Google has been discussing how it deals with the new top-level domains, or TLDs. John Mueller, Webmaster Trends Analyst with Google, took to the Google Webmaster Blog in response to what he said were questions and misconceptions among members of the webmaster community regarding the issue of TLDs.
Google’s move to clarify issues pertaining to TLDs comes ahead of the 29th July deadline for .brand TLDs to sign the Registry Agreement with the Internet Corporation for Assigned Names and Numbers (ICANN), the non-profit organisation with responsibility for the allocation of IP addresses as well as domain name and root server system management.
Mueller’s post makes it clear that Google does not give preferential treatment to any TLDs compared to others. A number of geo-specific TLDs will be defaulted by Google to a particular country and that will indicate that the website is seen as being more important in respect of a particular geographic region. However, for the purposes of rankings, all TLDs are treated equally.
Google stressed that keywords within a TLD do not confer any advantage when it comes to a search. Nor do they act as a disadvantage. Googlebot will be able to both crawl and index International Domain Name TLDs so that they can be used for search purposes.
In support of SEO strategies for moving domain registrations from .com to a new TLD, Google has prepared documentation and published it in its Help Centre. Google says that it treats such moves in the same way as it would treat any type of site move. Nonetheless, site owners or webmasters concerned about losing search ranking or history should be aware that it can be some time before domain changes are processed for search purposes and that email addresses can be expected to remain valid for an even longer period of time. Google generally recommends, therefore, that those considering a domain name change select one that will suit long-term needs.
Google has invested a lot of money to buy the rights to particular domain names.
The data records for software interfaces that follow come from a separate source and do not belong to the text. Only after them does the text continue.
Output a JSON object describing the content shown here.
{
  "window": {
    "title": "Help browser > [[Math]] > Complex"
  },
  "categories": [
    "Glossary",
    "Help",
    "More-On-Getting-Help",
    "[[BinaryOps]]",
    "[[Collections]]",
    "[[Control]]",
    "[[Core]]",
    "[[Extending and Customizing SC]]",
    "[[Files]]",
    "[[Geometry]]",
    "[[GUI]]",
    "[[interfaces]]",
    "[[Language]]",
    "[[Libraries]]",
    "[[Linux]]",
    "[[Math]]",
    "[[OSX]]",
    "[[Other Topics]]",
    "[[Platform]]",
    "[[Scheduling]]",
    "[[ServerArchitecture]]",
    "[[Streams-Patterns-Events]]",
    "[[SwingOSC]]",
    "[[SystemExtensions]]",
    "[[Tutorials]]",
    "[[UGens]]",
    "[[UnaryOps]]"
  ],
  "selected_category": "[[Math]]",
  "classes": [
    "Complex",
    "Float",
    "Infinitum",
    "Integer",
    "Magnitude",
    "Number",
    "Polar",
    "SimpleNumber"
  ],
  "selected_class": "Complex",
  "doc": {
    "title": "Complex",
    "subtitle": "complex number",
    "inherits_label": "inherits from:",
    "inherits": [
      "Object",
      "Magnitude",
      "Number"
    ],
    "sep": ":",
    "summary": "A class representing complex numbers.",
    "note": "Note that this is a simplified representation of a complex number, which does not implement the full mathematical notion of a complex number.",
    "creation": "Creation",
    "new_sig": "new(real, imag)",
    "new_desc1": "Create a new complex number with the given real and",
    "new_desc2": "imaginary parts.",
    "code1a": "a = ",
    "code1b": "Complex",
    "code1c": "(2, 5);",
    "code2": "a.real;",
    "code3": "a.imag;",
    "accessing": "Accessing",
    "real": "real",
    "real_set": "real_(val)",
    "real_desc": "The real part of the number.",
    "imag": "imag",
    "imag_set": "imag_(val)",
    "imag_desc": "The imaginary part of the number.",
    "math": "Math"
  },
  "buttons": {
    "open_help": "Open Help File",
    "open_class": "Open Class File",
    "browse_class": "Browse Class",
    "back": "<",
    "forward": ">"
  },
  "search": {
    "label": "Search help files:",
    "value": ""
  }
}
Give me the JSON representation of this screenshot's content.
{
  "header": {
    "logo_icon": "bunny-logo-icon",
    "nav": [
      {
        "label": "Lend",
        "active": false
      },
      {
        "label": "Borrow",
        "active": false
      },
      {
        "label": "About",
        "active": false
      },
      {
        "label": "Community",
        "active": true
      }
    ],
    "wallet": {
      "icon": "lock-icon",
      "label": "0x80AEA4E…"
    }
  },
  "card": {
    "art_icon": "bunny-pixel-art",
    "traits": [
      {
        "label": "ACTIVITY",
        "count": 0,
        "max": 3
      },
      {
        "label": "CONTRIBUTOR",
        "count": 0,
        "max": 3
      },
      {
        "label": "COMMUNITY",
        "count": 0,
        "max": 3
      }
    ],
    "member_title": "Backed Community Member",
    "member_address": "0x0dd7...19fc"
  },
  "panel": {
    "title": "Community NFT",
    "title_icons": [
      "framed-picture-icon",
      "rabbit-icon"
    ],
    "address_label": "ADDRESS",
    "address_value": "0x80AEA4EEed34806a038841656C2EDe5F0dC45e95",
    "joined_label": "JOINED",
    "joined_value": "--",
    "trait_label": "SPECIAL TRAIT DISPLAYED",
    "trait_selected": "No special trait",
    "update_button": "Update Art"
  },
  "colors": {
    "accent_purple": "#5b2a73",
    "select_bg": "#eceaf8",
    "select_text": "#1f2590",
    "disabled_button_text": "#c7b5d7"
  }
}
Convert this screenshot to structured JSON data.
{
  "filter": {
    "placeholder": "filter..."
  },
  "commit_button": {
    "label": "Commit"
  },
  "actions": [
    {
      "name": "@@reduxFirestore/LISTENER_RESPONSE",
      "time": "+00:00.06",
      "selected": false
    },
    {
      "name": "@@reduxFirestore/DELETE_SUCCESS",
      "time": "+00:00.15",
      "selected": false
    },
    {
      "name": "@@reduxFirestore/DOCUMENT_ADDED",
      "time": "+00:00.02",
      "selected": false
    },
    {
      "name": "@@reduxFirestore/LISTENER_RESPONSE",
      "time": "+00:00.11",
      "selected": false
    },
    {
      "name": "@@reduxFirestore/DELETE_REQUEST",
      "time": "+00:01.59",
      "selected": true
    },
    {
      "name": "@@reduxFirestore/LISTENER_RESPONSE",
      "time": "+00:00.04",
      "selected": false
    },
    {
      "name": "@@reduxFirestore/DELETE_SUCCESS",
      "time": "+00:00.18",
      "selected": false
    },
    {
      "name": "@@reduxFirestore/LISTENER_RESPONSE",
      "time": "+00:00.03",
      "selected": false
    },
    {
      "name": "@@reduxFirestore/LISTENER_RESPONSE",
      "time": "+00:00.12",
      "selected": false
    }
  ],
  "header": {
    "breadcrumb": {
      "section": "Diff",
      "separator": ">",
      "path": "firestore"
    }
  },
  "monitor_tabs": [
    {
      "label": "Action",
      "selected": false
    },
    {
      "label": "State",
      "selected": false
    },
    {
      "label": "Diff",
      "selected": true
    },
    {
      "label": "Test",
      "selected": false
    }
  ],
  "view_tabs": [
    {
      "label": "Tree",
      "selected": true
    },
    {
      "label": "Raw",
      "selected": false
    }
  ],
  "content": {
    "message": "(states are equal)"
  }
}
In February, for example, it spent $25 million on the rights for the .app top-level web domain name.